INQUIRER.net | 09/04/2008
Pangilinan: Some senators considering JPEPA renegotiation
By Maila Ager
MANILA, Philippines — Four to five senators are considering calling for a renegotiation of the Japan-Philippine Economic Partnership Agreement (JPEPA) as a “way out” of the debate over the pact, Senate Majority Leader Francis “Kiko” Pangilinan said on Thursday.
Pangilinan declined to name the senators but opposition Senator Benigno “Noynoy” Aquino III, in a text message, said he supports a renegotiation of the trade agreement.
“In as much as I have yet to hear anyone support JPEPA enthusiastically, and Japan has an urgent priority to secure free trade agreements to maintain [its] competitiveness against China, a renegotiation will serve our country’s rights” Aquino said.
At a weekly forum in the Senate, Pangilinan said he and some of his colleagues are studying the option of pushing for the renegotiation of some provisions of the agreement, instead of limiting their options to either ratifying or rejecting the JPEPA.
He also acknowledged having initiated the discussions on a possible call for renegotiation.
But Pangilinan stressed that any renegotiation should still have the end view of ratifying the agreement..
“At this point, some of the senators are discussing, although we have yet to firm up a consensus, that perhaps one way out of this current debate would be a position that we will not reject nor will we ratify, but we will call for a renegotiation of the JPEPA,” he said .
“This [is] something that we are exploring as an option. I’ve talked to a few senators, but I’m still trying to build a consensus, if a consensus can be reached. So right now that’s still up in the air and still pending,” he said.
Asked after the forum how many senators he was referring to, Pangilinan said: “Mga apat o lima. I will not disclose muna [their identities]. Premature pa [Around four or five. I will not disclose their identities yet. It is premature].”
The possibility of a call for renegotiation comes after an exchange of notes between the Philippines and Japan vowing the agreement will not violate each country’s constitution.
Those opposed to the JPEPA have raised fears the treaty would open the country up to imports of industrial wastes and allow foreign ownership of businesses and properties, in violation of the Constitution.
A copy of the exchange was released Tuesday by Senator Miriam Defensor-Santiago, chairman of the Senate foreign affairs committee, who said this would assure the ratification of the controversial treaty.
But Pangilinan described the side notes as “renegotiation...in itself.”
“These are clarifications on issues that need to be spelled out that were not spelled out before. So the spelling out of this provision [that no constitution would be violated] through side notes, if you ask me, takes the form of a clarification and a renegotiation of some of the terms and provisions of the agreement,” Pangilinan said.
“So in effect, ang nangyayari dito, mayroon ng [what is happening here is there is a] renegotiation being undertaken. So why don’t we push it even further and seek additional clarification on other terms particularly the trade provisions?” he said.

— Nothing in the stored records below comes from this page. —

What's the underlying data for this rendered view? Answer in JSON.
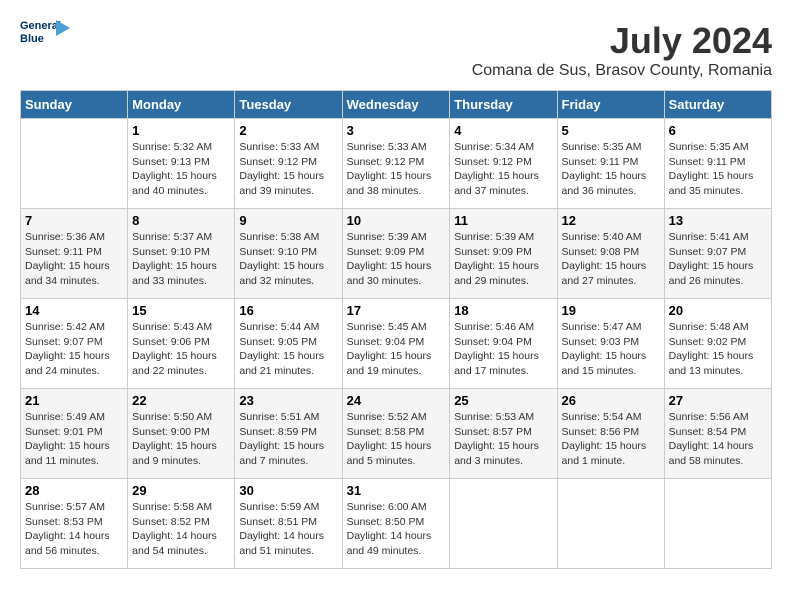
{
  "header": {
    "logo_line1": "General",
    "logo_line2": "Blue",
    "month_year": "July 2024",
    "location": "Comana de Sus, Brasov County, Romania"
  },
  "weekdays": [
    "Sunday",
    "Monday",
    "Tuesday",
    "Wednesday",
    "Thursday",
    "Friday",
    "Saturday"
  ],
  "weeks": [
    [
      {
        "day": "",
        "info": ""
      },
      {
        "day": "1",
        "info": "Sunrise: 5:32 AM\nSunset: 9:13 PM\nDaylight: 15 hours\nand 40 minutes."
      },
      {
        "day": "2",
        "info": "Sunrise: 5:33 AM\nSunset: 9:12 PM\nDaylight: 15 hours\nand 39 minutes."
      },
      {
        "day": "3",
        "info": "Sunrise: 5:33 AM\nSunset: 9:12 PM\nDaylight: 15 hours\nand 38 minutes."
      },
      {
        "day": "4",
        "info": "Sunrise: 5:34 AM\nSunset: 9:12 PM\nDaylight: 15 hours\nand 37 minutes."
      },
      {
        "day": "5",
        "info": "Sunrise: 5:35 AM\nSunset: 9:11 PM\nDaylight: 15 hours\nand 36 minutes."
      },
      {
        "day": "6",
        "info": "Sunrise: 5:35 AM\nSunset: 9:11 PM\nDaylight: 15 hours\nand 35 minutes."
      }
    ],
    [
      {
        "day": "7",
        "info": "Sunrise: 5:36 AM\nSunset: 9:11 PM\nDaylight: 15 hours\nand 34 minutes."
      },
      {
        "day": "8",
        "info": "Sunrise: 5:37 AM\nSunset: 9:10 PM\nDaylight: 15 hours\nand 33 minutes."
      },
      {
        "day": "9",
        "info": "Sunrise: 5:38 AM\nSunset: 9:10 PM\nDaylight: 15 hours\nand 32 minutes."
      },
      {
        "day": "10",
        "info": "Sunrise: 5:39 AM\nSunset: 9:09 PM\nDaylight: 15 hours\nand 30 minutes."
      },
      {
        "day": "11",
        "info": "Sunrise: 5:39 AM\nSunset: 9:09 PM\nDaylight: 15 hours\nand 29 minutes."
      },
      {
        "day": "12",
        "info": "Sunrise: 5:40 AM\nSunset: 9:08 PM\nDaylight: 15 hours\nand 27 minutes."
      },
      {
        "day": "13",
        "info": "Sunrise: 5:41 AM\nSunset: 9:07 PM\nDaylight: 15 hours\nand 26 minutes."
      }
    ],
    [
      {
        "day": "14",
        "info": "Sunrise: 5:42 AM\nSunset: 9:07 PM\nDaylight: 15 hours\nand 24 minutes."
      },
      {
        "day": "15",
        "info": "Sunrise: 5:43 AM\nSunset: 9:06 PM\nDaylight: 15 hours\nand 22 minutes."
      },
      {
        "day": "16",
        "info": "Sunrise: 5:44 AM\nSunset: 9:05 PM\nDaylight: 15 hours\nand 21 minutes."
      },
      {
        "day": "17",
        "info": "Sunrise: 5:45 AM\nSunset: 9:04 PM\nDaylight: 15 hours\nand 19 minutes."
      },
      {
        "day": "18",
        "info": "Sunrise: 5:46 AM\nSunset: 9:04 PM\nDaylight: 15 hours\nand 17 minutes."
      },
      {
        "day": "19",
        "info": "Sunrise: 5:47 AM\nSunset: 9:03 PM\nDaylight: 15 hours\nand 15 minutes."
      },
      {
        "day": "20",
        "info": "Sunrise: 5:48 AM\nSunset: 9:02 PM\nDaylight: 15 hours\nand 13 minutes."
      }
    ],
    [
      {
        "day": "21",
        "info": "Sunrise: 5:49 AM\nSunset: 9:01 PM\nDaylight: 15 hours\nand 11 minutes."
      },
      {
        "day": "22",
        "info": "Sunrise: 5:50 AM\nSunset: 9:00 PM\nDaylight: 15 hours\nand 9 minutes."
      },
      {
        "day": "23",
        "info": "Sunrise: 5:51 AM\nSunset: 8:59 PM\nDaylight: 15 hours\nand 7 minutes."
      },
      {
        "day": "24",
        "info": "Sunrise: 5:52 AM\nSunset: 8:58 PM\nDaylight: 15 hours\nand 5 minutes."
      },
      {
        "day": "25",
        "info": "Sunrise: 5:53 AM\nSunset: 8:57 PM\nDaylight: 15 hours\nand 3 minutes."
      },
      {
        "day": "26",
        "info": "Sunrise: 5:54 AM\nSunset: 8:56 PM\nDaylight: 15 hours\nand 1 minute."
      },
      {
        "day": "27",
        "info": "Sunrise: 5:56 AM\nSunset: 8:54 PM\nDaylight: 14 hours\nand 58 minutes."
      }
    ],
    [
      {
        "day": "28",
        "info": "Sunrise: 5:57 AM\nSunset: 8:53 PM\nDaylight: 14 hours\nand 56 minutes."
      },
      {
        "day": "29",
        "info": "Sunrise: 5:58 AM\nSunset: 8:52 PM\nDaylight: 14 hours\nand 54 minutes."
      },
      {
        "day": "30",
        "info": "Sunrise: 5:59 AM\nSunset: 8:51 PM\nDaylight: 14 hours\nand 51 minutes."
      },
      {
        "day": "31",
        "info": "Sunrise: 6:00 AM\nSunset: 8:50 PM\nDaylight: 14 hours\nand 49 minutes."
      },
      {
        "day": "",
        "info": ""
      },
      {
        "day": "",
        "info": ""
      },
      {
        "day": "",
        "info": ""
      }
    ]
  ]
}
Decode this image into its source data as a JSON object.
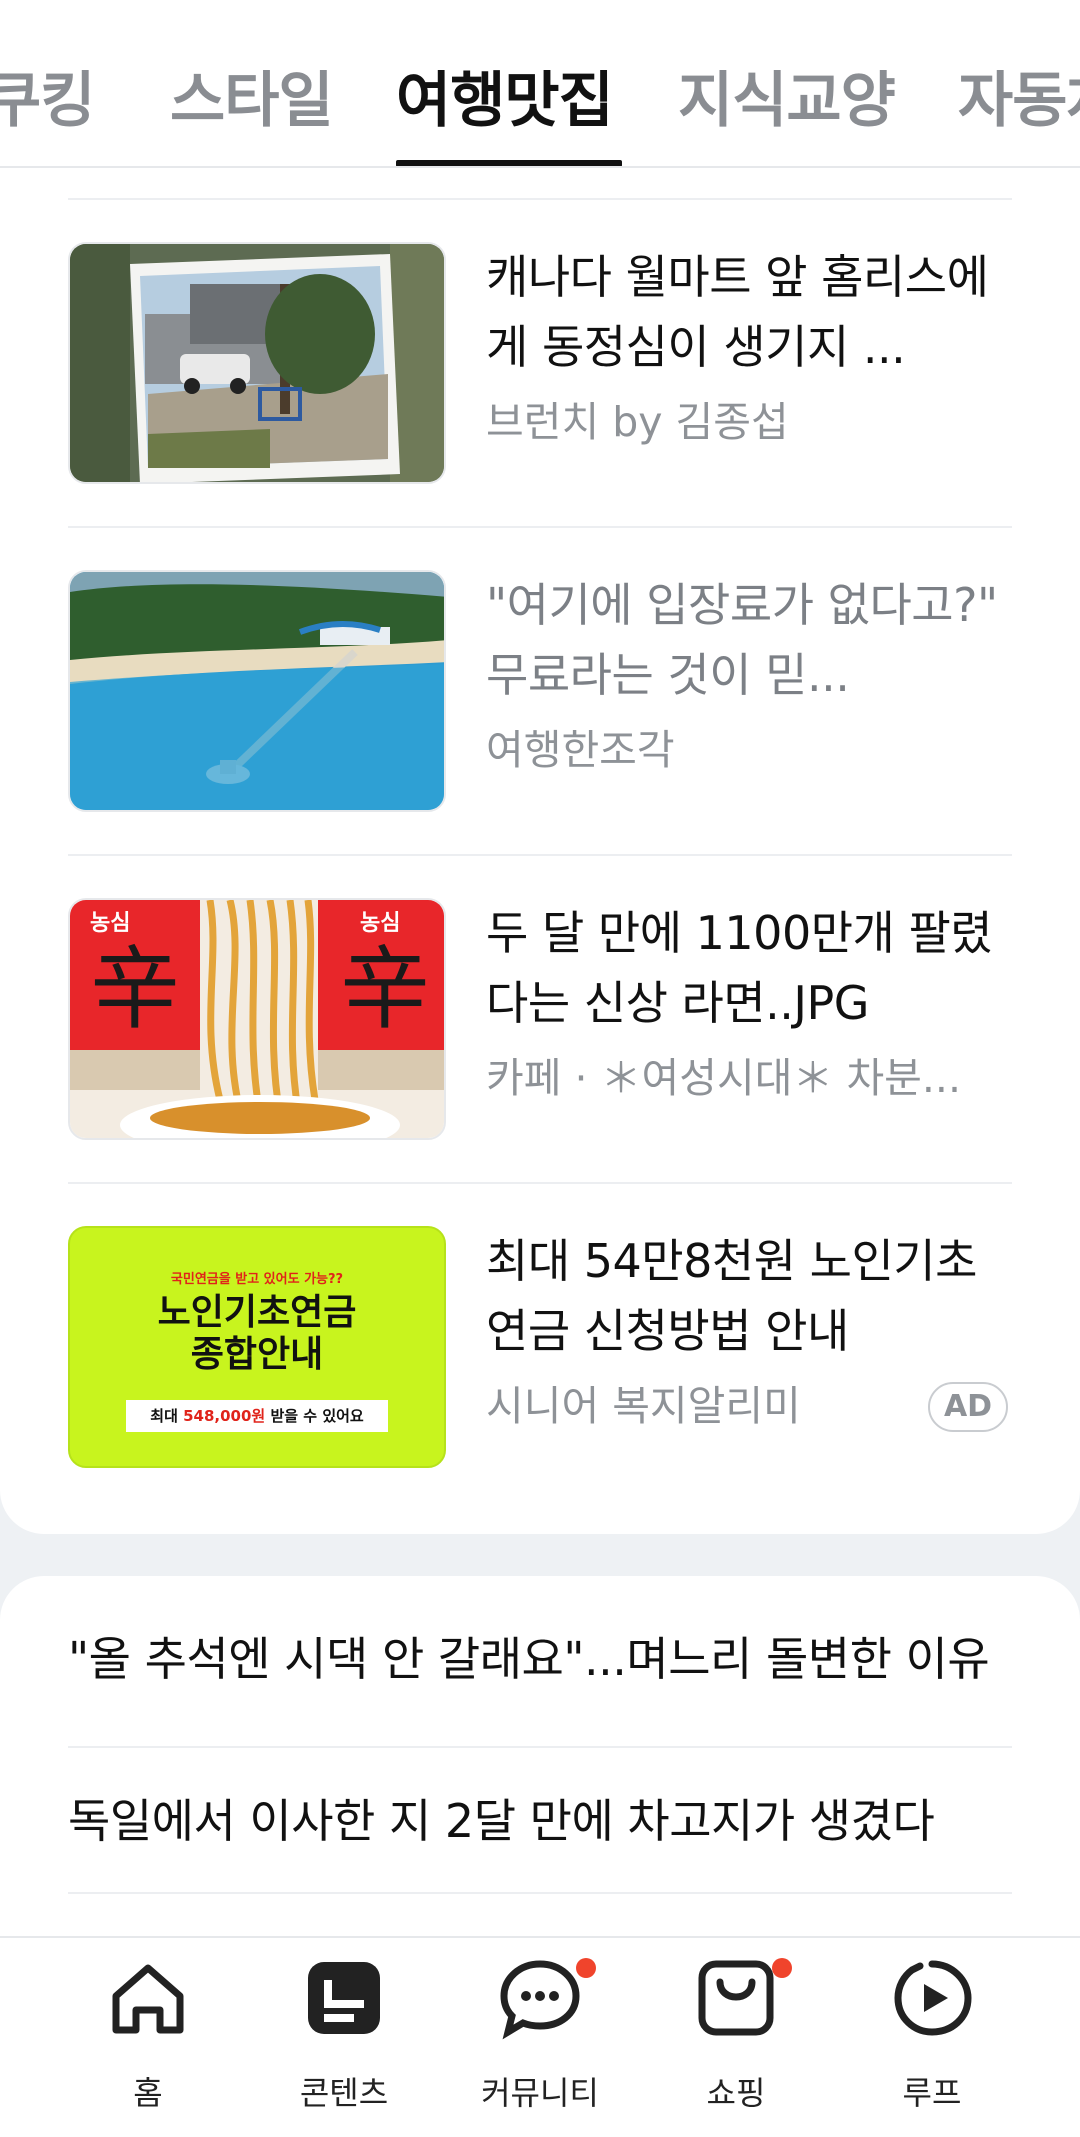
{
  "tabs": [
    {
      "label": "쿠킹",
      "active": false
    },
    {
      "label": "스타일",
      "active": false
    },
    {
      "label": "여행맛집",
      "active": true
    },
    {
      "label": "지식교양",
      "active": false
    },
    {
      "label": "자동차",
      "active": false
    }
  ],
  "feed": [
    {
      "title": "캐나다 월마트 앞 홈리스에게 동정심이 생기지 ...",
      "source": "브런치 by 김종섭",
      "read": false,
      "ad": false,
      "thumb_icon": "parking-lot-photo"
    },
    {
      "title": "\"여기에 입장료가 없다고?\" 무료라는 것이 믿...",
      "source": "여행한조각",
      "read": true,
      "ad": false,
      "thumb_icon": "beach-pier-photo"
    },
    {
      "title": "두 달 만에 1100만개 팔렸다는 신상 라면..JPG",
      "source": "카페 · ＊여성시대＊ 차분...",
      "read": false,
      "ad": false,
      "thumb_icon": "ramen-noodles-photo"
    },
    {
      "title": "최대 54만8천원 노인기초연금 신청방법 안내",
      "source": "시니어 복지알리미",
      "read": false,
      "ad": true,
      "ad_label": "AD",
      "thumb_icon": "pension-ad-banner"
    }
  ],
  "ad_banner": {
    "top_text": "국민연금을 받고 있어도 가능??",
    "headline_line1": "노인기초연금",
    "headline_line2": "종합안내",
    "bottom_prefix": "최대",
    "bottom_amount": "548,000원",
    "bottom_suffix": "받을 수 있어요",
    "bg_color": "#c8f41e",
    "amount_color": "#e0231a"
  },
  "ramen_brand": "농심",
  "ramen_char": "辛",
  "list": [
    "\"올 추석엔 시댁 안 갈래요\"...며느리 돌변한 이유",
    "독일에서 이사한 지 2달 만에 차고지가 생겼다"
  ],
  "bottom_nav": [
    {
      "label": "홈",
      "icon": "home-icon",
      "badge": false
    },
    {
      "label": "콘텐츠",
      "icon": "contents-icon",
      "badge": true
    },
    {
      "label": "커뮤니티",
      "icon": "community-chat-icon",
      "badge": true
    },
    {
      "label": "쇼핑",
      "icon": "shopping-bag-icon",
      "badge": true
    },
    {
      "label": "루프",
      "icon": "loop-play-icon",
      "badge": false
    }
  ],
  "colors": {
    "badge_dot": "#f0442c",
    "text_primary": "#111111",
    "text_secondary": "#8e9297"
  }
}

The trade issues that should be clarified, Pangilinan said, include the discrepancies in tariff impositions on certain products and the issue of allowing secondhand vehicles in and out of the country.